Awards and recordsEdit

See alsoEdit

Other teams in NFL history plagued by internal conflictEdit


  1. ^ Buffalo Rumblings: Worst Moments In Bills History, No. 22: Bickering Bills | Retrieved December 30, 2011
  2. ^ Buffalo Rumblings: Top 50 All-Time Bills, No. 41: OT Howard Ballard | Retrieved December 30, 2011
  3. ^ Thomas Is Above Criticism Now : Bills: Running back spoke out against Kelly last season, but he is still an essential part of a now-happy family in Buffalo | Los Angeles Times, January 18, 1991 | Retrieved December 30, 2011
  4. ^ Bickering Bills aim criticism at Kelly | Houston Chronicle December 14, 1989 | Retrieved December 30, 2011
  5. ^ a b "1989 Buffalo Bills draftees". Retrieved November 15, 2014.
  6. ^ 1989 Buffalo Bills Media Guide. pp. 2–23.
  7. ^ "1989 Buffalo Bills starters and roster". Retrieved November 15, 2014.
  8. ^ 1989 Buffalo Bills – Bickering Bills | Retrieved December 30, 2011
  9. ^ Warren, Matt (June 26, 2011). "Best Moments in Bills History, No. 22: Jim Kelly's Last-Second Plunge Sinks Miami". Buffalo Rumblings.

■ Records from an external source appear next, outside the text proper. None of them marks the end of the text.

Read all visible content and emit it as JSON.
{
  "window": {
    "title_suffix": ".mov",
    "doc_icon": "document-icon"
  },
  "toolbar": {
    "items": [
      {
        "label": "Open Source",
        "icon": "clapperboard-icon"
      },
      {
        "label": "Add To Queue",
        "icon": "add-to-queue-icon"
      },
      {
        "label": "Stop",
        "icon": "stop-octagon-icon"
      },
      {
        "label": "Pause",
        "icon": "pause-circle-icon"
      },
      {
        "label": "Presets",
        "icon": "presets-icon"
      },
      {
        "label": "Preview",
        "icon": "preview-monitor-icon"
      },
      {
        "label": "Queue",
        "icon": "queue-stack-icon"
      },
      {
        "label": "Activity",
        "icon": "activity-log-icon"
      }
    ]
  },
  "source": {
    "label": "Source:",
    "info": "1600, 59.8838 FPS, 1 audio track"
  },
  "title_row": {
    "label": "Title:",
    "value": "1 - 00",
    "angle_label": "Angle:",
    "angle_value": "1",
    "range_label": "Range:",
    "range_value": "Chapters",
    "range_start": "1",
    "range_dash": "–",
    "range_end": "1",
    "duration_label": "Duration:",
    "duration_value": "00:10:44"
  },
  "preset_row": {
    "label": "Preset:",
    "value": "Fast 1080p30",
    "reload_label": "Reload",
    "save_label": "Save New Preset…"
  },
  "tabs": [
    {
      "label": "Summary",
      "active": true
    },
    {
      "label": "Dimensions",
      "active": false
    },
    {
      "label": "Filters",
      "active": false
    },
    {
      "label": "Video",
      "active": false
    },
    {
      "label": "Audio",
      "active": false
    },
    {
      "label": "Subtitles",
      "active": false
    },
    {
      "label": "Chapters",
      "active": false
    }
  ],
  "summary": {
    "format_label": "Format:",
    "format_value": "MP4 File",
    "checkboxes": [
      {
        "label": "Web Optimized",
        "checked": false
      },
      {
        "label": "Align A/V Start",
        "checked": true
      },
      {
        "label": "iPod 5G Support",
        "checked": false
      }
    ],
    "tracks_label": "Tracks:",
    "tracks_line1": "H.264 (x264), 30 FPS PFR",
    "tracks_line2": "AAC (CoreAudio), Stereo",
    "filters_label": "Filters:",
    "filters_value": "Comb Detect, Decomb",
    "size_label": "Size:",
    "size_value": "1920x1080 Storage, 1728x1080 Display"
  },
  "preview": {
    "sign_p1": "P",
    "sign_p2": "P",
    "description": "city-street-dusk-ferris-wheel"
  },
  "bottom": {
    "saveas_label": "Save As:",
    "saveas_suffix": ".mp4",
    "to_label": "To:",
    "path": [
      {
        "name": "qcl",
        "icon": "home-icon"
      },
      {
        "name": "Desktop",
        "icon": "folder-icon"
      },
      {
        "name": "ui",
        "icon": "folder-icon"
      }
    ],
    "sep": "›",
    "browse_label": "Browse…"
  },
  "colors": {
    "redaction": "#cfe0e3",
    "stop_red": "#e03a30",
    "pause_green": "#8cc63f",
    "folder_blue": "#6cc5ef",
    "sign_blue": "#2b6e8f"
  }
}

Retrieved June 18, 2019.
  10. ^
  11. ^ Retrieved 2014-Mar-23.
  12. ^ Retrieved 2014-Mar-16.
  13. ^ NFL 2001 Record and Fact Book, Workman Publishing Co, New York,NY, ISBN 0-7611-2480-2, p. 292

External linksEdit